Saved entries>
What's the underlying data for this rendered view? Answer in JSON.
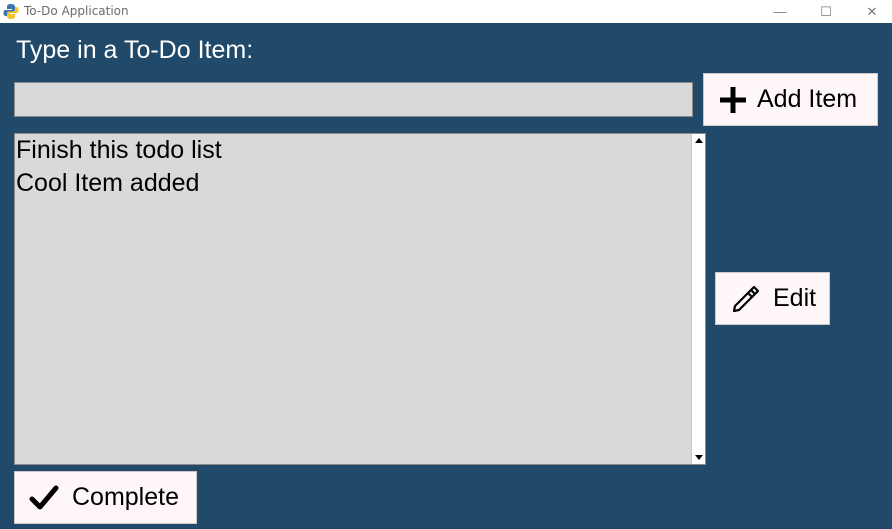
{
  "window": {
    "title": "To-Do Application",
    "controls": {
      "minimize": "—",
      "maximize": "☐",
      "close": "✕"
    }
  },
  "colors": {
    "background": "#214a6a",
    "field": "#d9d9d9",
    "button": "#fff7f7",
    "label_text": "#ffffff"
  },
  "form": {
    "prompt_label": "Type in a To-Do Item:",
    "input_value": ""
  },
  "buttons": {
    "add": {
      "label": "Add Item",
      "icon": "plus-icon"
    },
    "edit": {
      "label": "Edit",
      "icon": "pencil-icon"
    },
    "complete": {
      "label": "Complete",
      "icon": "checkmark-icon"
    }
  },
  "todo_list": {
    "items": [
      "Finish this todo list",
      "Cool Item added"
    ]
  }
}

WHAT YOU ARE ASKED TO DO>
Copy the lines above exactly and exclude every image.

PROBLEM SOLUTION>
What's the underlying data for this rendered view? Answer in JSON.
{
  "window": {
    "title": "To-Do Application",
    "controls": {
      "minimize": "—",
      "maximize": "☐",
      "close": "✕"
    }
  },
  "colors": {
    "background": "#214a6a",
    "field": "#d9d9d9",
    "button": "#fff7f7",
    "label_text": "#ffffff"
  },
  "form": {
    "prompt_label": "Type in a To-Do Item:",
    "input_value": ""
  },
  "buttons": {
    "add": {
      "label": "Add Item",
      "icon": "plus-icon"
    },
    "edit": {
      "label": "Edit",
      "icon": "pencil-icon"
    },
    "complete": {
      "label": "Complete",
      "icon": "checkmark-icon"
    }
  },
  "todo_list": {
    "items": [
      "Finish this todo list",
      "Cool Item added"
    ]
  }
}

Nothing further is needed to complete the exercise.